TASK INSTRUCTIONS: Your answer should consist of every line in the records that holds "icons".
══ DATA LISTING
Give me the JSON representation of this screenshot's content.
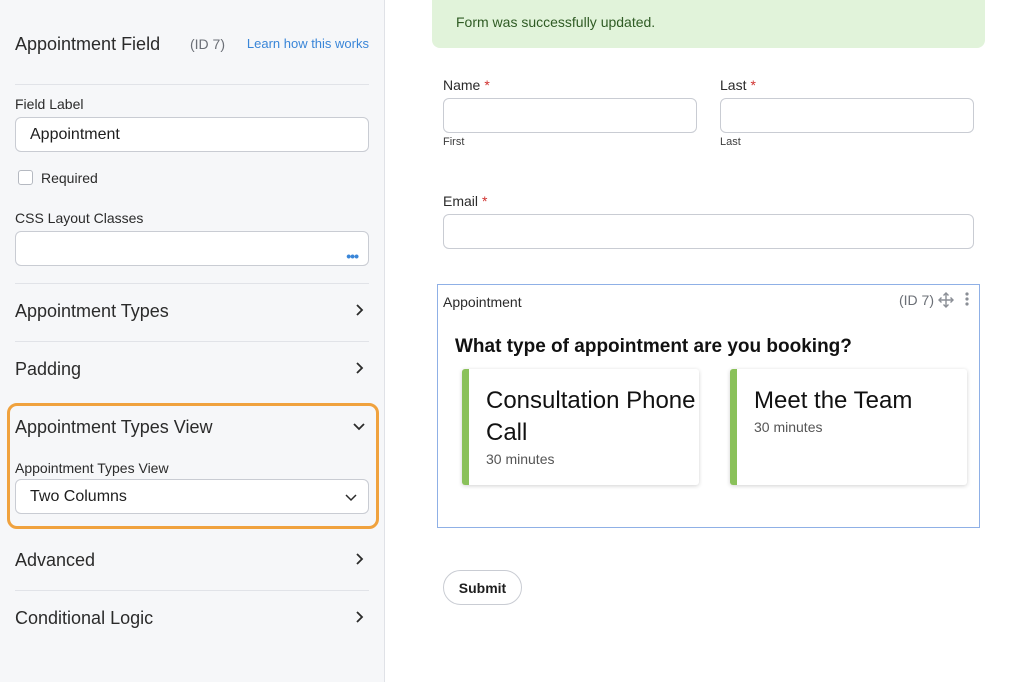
{
  "sidebar": {
    "title": "Appointment Field",
    "id_label": "(ID 7)",
    "learn_link": "Learn how this works",
    "field_label": {
      "label": "Field Label",
      "value": "Appointment"
    },
    "required_label": "Required",
    "css_classes": {
      "label": "CSS Layout Classes",
      "value": "",
      "more_icon": "ellipsis-icon"
    },
    "sections": [
      {
        "label": "Appointment Types",
        "icon": "chevron-right-icon"
      },
      {
        "label": "Padding",
        "icon": "chevron-right-icon"
      },
      {
        "label": "Appointment Types View",
        "icon": "chevron-down-icon"
      },
      {
        "label": "Advanced",
        "icon": "chevron-right-icon"
      },
      {
        "label": "Conditional Logic",
        "icon": "chevron-right-icon"
      }
    ],
    "types_view": {
      "label": "Appointment Types View",
      "value": "Two Columns"
    },
    "highlight_color": "#f0a23e"
  },
  "main": {
    "alert": "Form was successfully updated.",
    "name": {
      "label": "Name",
      "required_mark": "*",
      "first_sub": "First"
    },
    "last": {
      "label": "Last",
      "required_mark": "*",
      "sub": "Last"
    },
    "email": {
      "label": "Email",
      "required_mark": "*"
    },
    "appointment": {
      "label": "Appointment",
      "id_label": "(ID 7)",
      "question": "What type of appointment are you booking?",
      "cards": [
        {
          "title": "Consultation Phone Call",
          "duration": "30 minutes"
        },
        {
          "title": "Meet the Team",
          "duration": "30 minutes"
        }
      ],
      "accent_color": "#8ac15a"
    },
    "submit_label": "Submit"
  }
}
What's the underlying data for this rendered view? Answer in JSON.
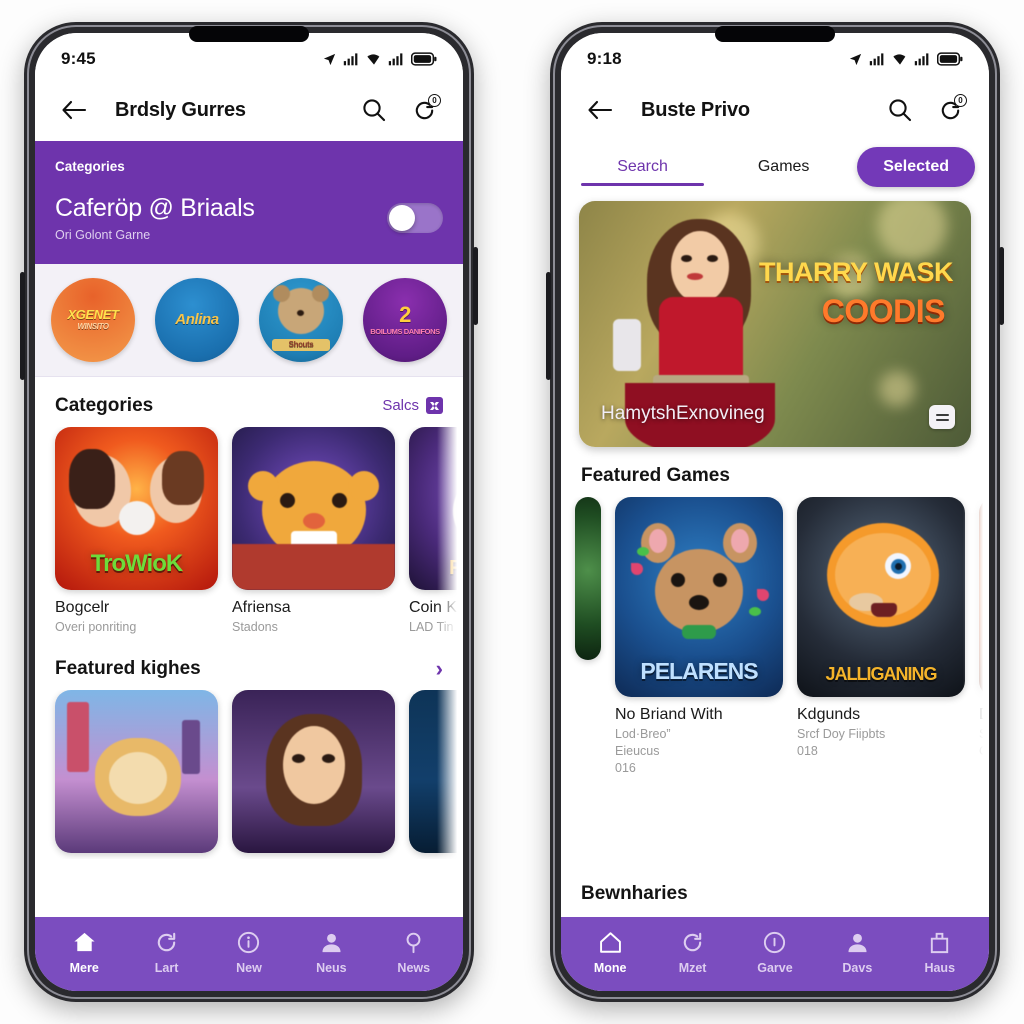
{
  "theme": {
    "brand_purple": "#6E34AC",
    "nav_purple": "#7B4DBF",
    "pill_purple": "#7339B8",
    "muted_text": "#9A9A9A"
  },
  "left_phone": {
    "status": {
      "time": "9:45"
    },
    "appbar": {
      "title": "Brdsly Gurres",
      "back_icon": "arrow-left-icon",
      "search_icon": "search-icon",
      "sync_icon": "refresh-icon",
      "sync_badge": "0"
    },
    "promo": {
      "kicker": "Categories",
      "title": "Caferöp @ Briaals",
      "subtitle": "Ori Golont Garne",
      "toggle_state": "off"
    },
    "circles": [
      {
        "label": "XGENET",
        "sub": "WINSITO",
        "bg": "#e8622a",
        "bg2": "#f39a4a",
        "text": "#ffe14d"
      },
      {
        "label": "Anlina",
        "sub": "",
        "bg": "#1a6fae",
        "bg2": "#2d8fd0",
        "text": "#f7c44a"
      },
      {
        "label": "Shouts",
        "sub": "",
        "bg": "#1f7fb5",
        "bg2": "#2f9ad0",
        "text": "#ffffff"
      },
      {
        "label": "2",
        "sub": "BOILUMS DANIFONS",
        "bg": "#5f1d86",
        "bg2": "#8a2fae",
        "text": "#ffcf3d"
      }
    ],
    "categories_section": {
      "title": "Categories",
      "action_label": "Salcs",
      "action_icon": "shuffle-icon"
    },
    "category_cards": [
      {
        "art_text": "TroWioK",
        "name": "Bogcelr",
        "sub": "Overi ponriting",
        "art_class": "art-trowiok"
      },
      {
        "art_text": "",
        "name": "Afriensa",
        "sub": "Stadons",
        "art_class": "art-afriensa"
      },
      {
        "art_text": "FAC VAW",
        "name": "Coin K",
        "sub": "LAD Tin",
        "art_class": "art-coink"
      }
    ],
    "featured_section": {
      "title": "Featured kighes",
      "action_icon": "chevron-right-icon"
    },
    "featured_cards": [
      {
        "art_class": "art-city",
        "name": "",
        "sub": ""
      },
      {
        "art_class": "art-girl",
        "name": "",
        "sub": ""
      },
      {
        "art_class": "art-apple",
        "name": "",
        "sub": ""
      }
    ],
    "bottom_nav": [
      {
        "label": "Mere",
        "icon": "home-icon",
        "active": true
      },
      {
        "label": "Lart",
        "icon": "refresh-icon",
        "active": false
      },
      {
        "label": "New",
        "icon": "info-icon",
        "active": false
      },
      {
        "label": "Neus",
        "icon": "person-icon",
        "active": false
      },
      {
        "label": "News",
        "icon": "pin-icon",
        "active": false
      }
    ]
  },
  "right_phone": {
    "status": {
      "time": "9:18"
    },
    "appbar": {
      "title": "Buste Privo",
      "back_icon": "arrow-left-icon",
      "search_icon": "search-icon",
      "sync_icon": "refresh-icon",
      "sync_badge": "0"
    },
    "tabs": [
      {
        "label": "Search",
        "state": "active"
      },
      {
        "label": "Games",
        "state": "inactive"
      },
      {
        "label": "Selected",
        "state": "pill"
      }
    ],
    "hero": {
      "logo_line1": "THARRY WASK",
      "logo_line2": "COODIS",
      "caption": "HamytshExnovineg",
      "menu_icon": "list-icon"
    },
    "featured_section": {
      "title": "Featured Games"
    },
    "featured_cards": [
      {
        "art_text": "",
        "art_class": "art-green",
        "name": "",
        "sub1": "",
        "sub2": "",
        "sub3": ""
      },
      {
        "art_text": "PELARENS",
        "art_class": "art-pelarens",
        "name": "No Briand With",
        "sub1": "Lod·Breo”",
        "sub2": "Eieucus",
        "sub3": "016"
      },
      {
        "art_text": "JALLIGANING",
        "art_class": "art-jall",
        "name": "Kdgunds",
        "sub1": "Srcf Doy Fiipbts",
        "sub2": "018",
        "sub3": ""
      },
      {
        "art_text": "",
        "art_class": "art-dos",
        "name": "Dos",
        "sub1": "Soni",
        "sub2": "CVD",
        "sub3": ""
      }
    ],
    "bottom_section_title": "Bewnharies",
    "bottom_nav": [
      {
        "label": "Mone",
        "icon": "home-icon",
        "active": true
      },
      {
        "label": "Mzet",
        "icon": "refresh-icon",
        "active": false
      },
      {
        "label": "Garve",
        "icon": "info-icon",
        "active": false
      },
      {
        "label": "Davs",
        "icon": "person-icon",
        "active": false
      },
      {
        "label": "Haus",
        "icon": "bag-icon",
        "active": false
      }
    ]
  }
}
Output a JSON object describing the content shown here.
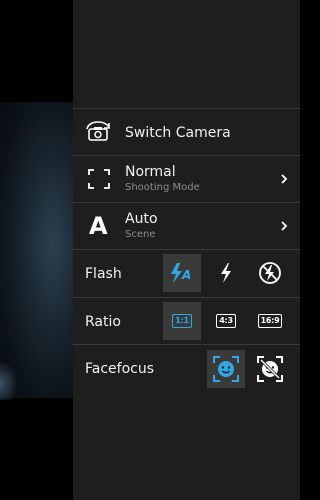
{
  "menu": {
    "switch_camera": {
      "label": "Switch Camera",
      "icon": "switch-camera-icon"
    },
    "shooting_mode": {
      "label": "Normal",
      "sub": "Shooting Mode",
      "icon": "frame-corners-icon"
    },
    "scene": {
      "label": "Auto",
      "sub": "Scene",
      "icon_glyph": "A"
    },
    "flash": {
      "label": "Flash",
      "options": [
        "flash-auto-icon",
        "flash-on-icon",
        "flash-off-icon"
      ],
      "option_glyphs": {
        "flash_auto_letter": "A"
      },
      "selected": "flash-auto-icon"
    },
    "ratio": {
      "label": "Ratio",
      "options": [
        "1:1",
        "4:3",
        "16:9"
      ],
      "selected": "1:1"
    },
    "facefocus": {
      "label": "Facefocus",
      "options": [
        "facefocus-on-icon",
        "facefocus-off-icon"
      ],
      "selected": "facefocus-on-icon"
    }
  },
  "colors": {
    "accent": "#2fa9e6",
    "panel": "#1e1e1e",
    "selected_bg": "#3a3a3a",
    "divider": "#393939"
  }
}
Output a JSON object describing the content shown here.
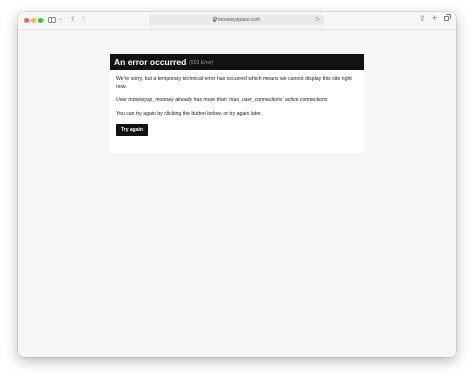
{
  "browser": {
    "url": "mooneyspace.com",
    "icons": {
      "back": "chevron-left-icon",
      "forward": "chevron-right-icon",
      "reload": "reload-icon",
      "share": "share-icon",
      "new_tab": "plus-icon",
      "tabs": "tabs-overview-icon",
      "sidebar": "sidebar-icon",
      "lock": "lock-icon"
    },
    "traffic_lights": [
      "#fe5f57",
      "#febc2e",
      "#28c840"
    ]
  },
  "error": {
    "title": "An error occurred",
    "code": "(503 Error)",
    "message": "We're sorry, but a temporary technical error has occurred which means we cannot display this site right now.",
    "detail": "User mooneysp_mooney already has more than 'max_user_connections' active connections",
    "hint": "You can try again by clicking the button below, or try again later.",
    "button_label": "Try again",
    "header_color": "#121212"
  }
}
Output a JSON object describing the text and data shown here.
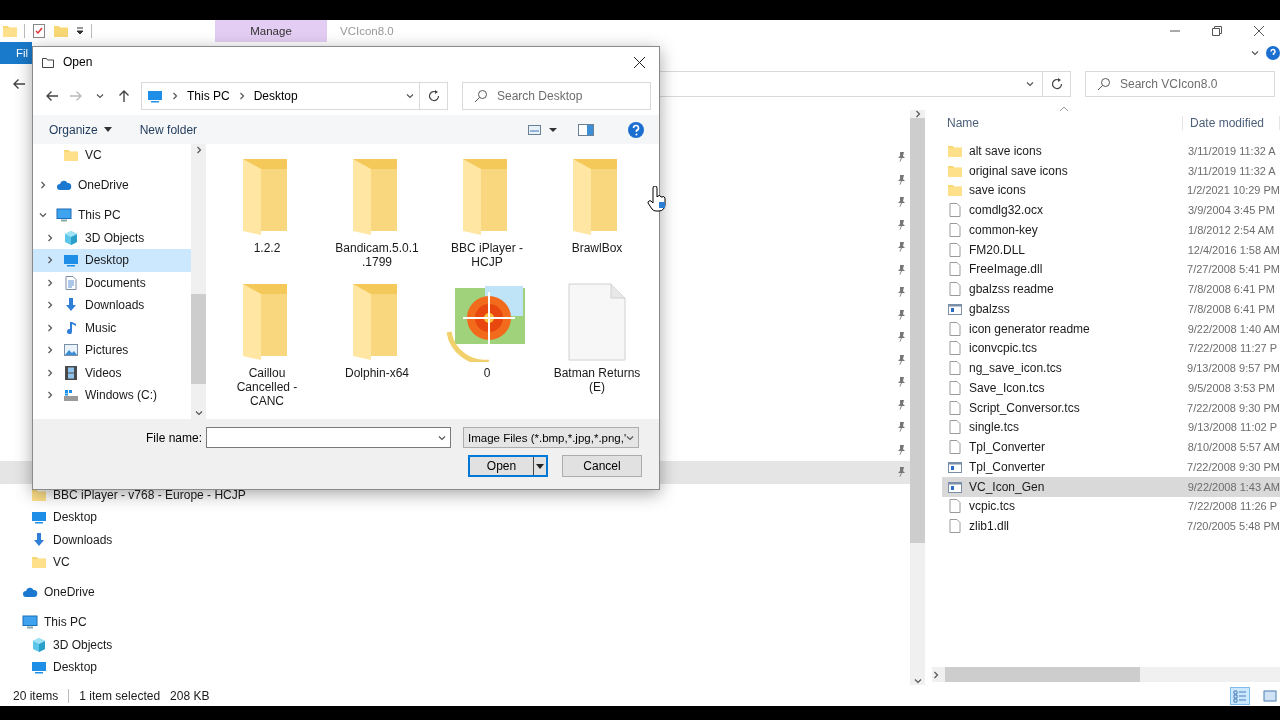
{
  "explorer": {
    "title": "VCIcon8.0",
    "context_tab": "Manage",
    "ribbon_tab": "Fil",
    "search": {
      "placeholder": "Search VCIcon8.0"
    },
    "nav": [
      {
        "children": [
          {
            "pinned": true,
            "selected": false
          },
          {
            "pinned": true,
            "selected": false
          },
          {
            "pinned": true,
            "selected": false
          },
          {
            "pinned": true,
            "selected": false
          },
          {
            "pinned": true,
            "selected": false
          },
          {
            "pinned": true,
            "selected": false
          },
          {
            "pinned": true,
            "selected": false
          },
          {
            "pinned": true,
            "selected": false
          },
          {
            "pinned": true,
            "selected": false
          },
          {
            "pinned": true,
            "selected": false
          },
          {
            "pinned": true,
            "selected": false
          },
          {
            "pinned": true,
            "selected": false
          },
          {
            "pinned": true,
            "selected": false
          },
          {
            "pinned": true,
            "selected": false
          },
          {
            "pinned": true,
            "selected": true
          },
          {
            "label": "BBC iPlayer - v768 - Europe - HCJP",
            "kind": "folder",
            "pinned": false,
            "selected": false
          },
          {
            "label": "Desktop",
            "kind": "desktop",
            "pinned": false,
            "selected": false
          },
          {
            "label": "Downloads",
            "kind": "downloads",
            "pinned": false,
            "selected": false
          },
          {
            "label": "VC",
            "kind": "folder",
            "pinned": false,
            "selected": false
          }
        ]
      },
      {
        "label": "OneDrive",
        "kind": "cloud",
        "selected": false
      },
      {
        "label": "This PC",
        "kind": "pc",
        "selected": false,
        "children": [
          {
            "label": "3D Objects",
            "kind": "cube",
            "selected": false
          },
          {
            "label": "Desktop",
            "kind": "desktop",
            "selected": false
          }
        ]
      }
    ],
    "columns": [
      "Name",
      "Date modified"
    ],
    "files": [
      {
        "name": "alt save icons",
        "date": "3/11/2019 11:32 A",
        "kind": "folder",
        "selected": false
      },
      {
        "name": "original save icons",
        "date": "3/11/2019 11:32 A",
        "kind": "folder",
        "selected": false
      },
      {
        "name": "save icons",
        "date": "1/2/2021 10:29 PM",
        "kind": "folder",
        "selected": false
      },
      {
        "name": "comdlg32.ocx",
        "date": "3/9/2004 3:45 PM",
        "kind": "file",
        "selected": false
      },
      {
        "name": "common-key",
        "date": "1/8/2012 2:54 AM",
        "kind": "file",
        "selected": false
      },
      {
        "name": "FM20.DLL",
        "date": "12/4/2016 1:58 AM",
        "kind": "file",
        "selected": false
      },
      {
        "name": "FreeImage.dll",
        "date": "7/27/2008 5:41 PM",
        "kind": "file",
        "selected": false
      },
      {
        "name": "gbalzss readme",
        "date": "7/8/2008 6:41 PM",
        "kind": "file",
        "selected": false
      },
      {
        "name": "gbalzss",
        "date": "7/8/2008 6:41 PM",
        "kind": "app",
        "selected": false
      },
      {
        "name": "icon generator readme",
        "date": "9/22/2008 1:40 AM",
        "kind": "file",
        "selected": false
      },
      {
        "name": "iconvcpic.tcs",
        "date": "7/22/2008 11:27 P",
        "kind": "file",
        "selected": false
      },
      {
        "name": "ng_save_icon.tcs",
        "date": "9/13/2008 9:57 PM",
        "kind": "file",
        "selected": false
      },
      {
        "name": "Save_Icon.tcs",
        "date": "9/5/2008 3:53 PM",
        "kind": "file",
        "selected": false
      },
      {
        "name": "Script_Conversor.tcs",
        "date": "7/22/2008 9:30 PM",
        "kind": "file",
        "selected": false
      },
      {
        "name": "single.tcs",
        "date": "9/13/2008 11:02 P",
        "kind": "file",
        "selected": false
      },
      {
        "name": "Tpl_Converter",
        "date": "8/10/2008 5:57 AM",
        "kind": "file",
        "selected": false
      },
      {
        "name": "Tpl_Converter",
        "date": "7/22/2008 9:30 PM",
        "kind": "app",
        "selected": false
      },
      {
        "name": "VC_Icon_Gen",
        "date": "9/22/2008 1:43 AM",
        "kind": "app",
        "selected": true
      },
      {
        "name": "vcpic.tcs",
        "date": "7/22/2008 11:26 P",
        "kind": "file",
        "selected": false
      },
      {
        "name": "zlib1.dll",
        "date": "7/20/2005 5:48 PM",
        "kind": "file",
        "selected": false
      }
    ],
    "status": {
      "count": "20 items",
      "selection": "1 item selected",
      "size": "208 KB"
    },
    "view_buttons": [
      {
        "kind": "details",
        "selected": true
      },
      {
        "kind": "large-icons",
        "selected": false
      }
    ]
  },
  "dialog": {
    "title": "Open",
    "back": {
      "disabled": false
    },
    "forward": {
      "disabled": true
    },
    "breadcrumb": [
      "This PC",
      "Desktop"
    ],
    "search": {
      "placeholder": "Search Desktop"
    },
    "organize": "Organize",
    "new_folder": "New folder",
    "tree": [
      {
        "children": [
          {
            "label": "VC",
            "kind": "folder",
            "selected": false
          }
        ]
      },
      {
        "label": "OneDrive",
        "kind": "cloud",
        "expanded": false,
        "selected": false
      },
      {
        "label": "This PC",
        "kind": "pc",
        "expanded": true,
        "selected": false,
        "children": [
          {
            "label": "3D Objects",
            "kind": "cube",
            "expanded": false,
            "selected": false
          },
          {
            "label": "Desktop",
            "kind": "desktop",
            "expanded": false,
            "selected": true
          },
          {
            "label": "Documents",
            "kind": "documents",
            "expanded": false,
            "selected": false
          },
          {
            "label": "Downloads",
            "kind": "downloads",
            "expanded": false,
            "selected": false
          },
          {
            "label": "Music",
            "kind": "music",
            "expanded": false,
            "selected": false
          },
          {
            "label": "Pictures",
            "kind": "pictures",
            "expanded": false,
            "selected": false
          },
          {
            "label": "Videos",
            "kind": "videos",
            "expanded": false,
            "selected": false
          },
          {
            "label": "Windows (C:)",
            "kind": "drive",
            "expanded": false,
            "selected": false
          }
        ]
      }
    ],
    "items": [
      {
        "label": "1.2.2",
        "kind": "folder"
      },
      {
        "label": "Bandicam.5.0.1 .1799",
        "kind": "folder"
      },
      {
        "label": "BBC iPlayer - HCJP",
        "kind": "folder"
      },
      {
        "label": "BrawlBox",
        "kind": "folder"
      },
      {
        "label": "Caillou Cancelled - CANC",
        "kind": "folder"
      },
      {
        "label": "Dolphin-x64",
        "kind": "folder"
      },
      {
        "label": "0",
        "kind": "photo"
      },
      {
        "label": "Batman Returns (E)",
        "kind": "file"
      }
    ],
    "file_name_label": "File name:",
    "filter": "Image Files (*.bmp,*.jpg,*.png,'",
    "buttons": [
      {
        "label": "Open",
        "kind": "split",
        "selected": true
      },
      {
        "label": "Cancel",
        "kind": "plain",
        "selected": false
      }
    ]
  }
}
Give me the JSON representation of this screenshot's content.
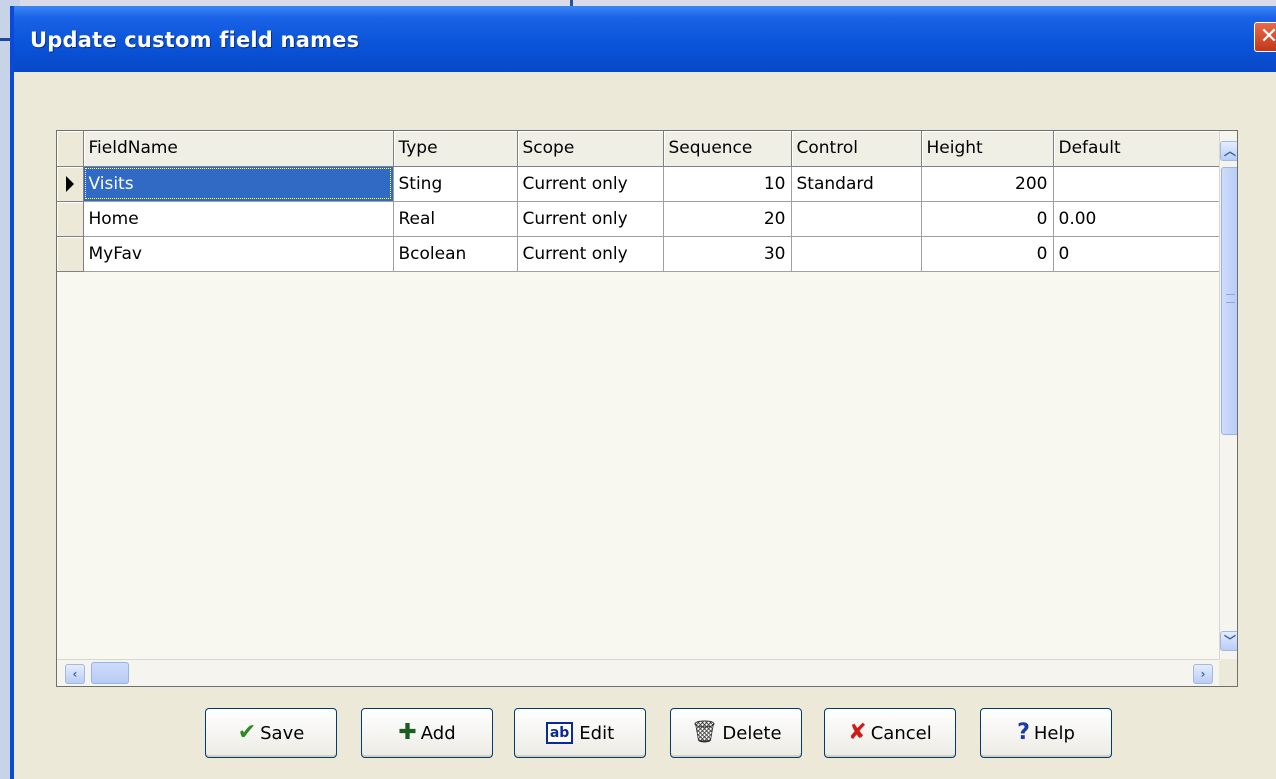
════
RESPONSE TO THIS TASK:
    "icons": {
        "name": "alt save icons",
        "name": "original save icons",
        "name": "save icons",
        "kind": "large-icons",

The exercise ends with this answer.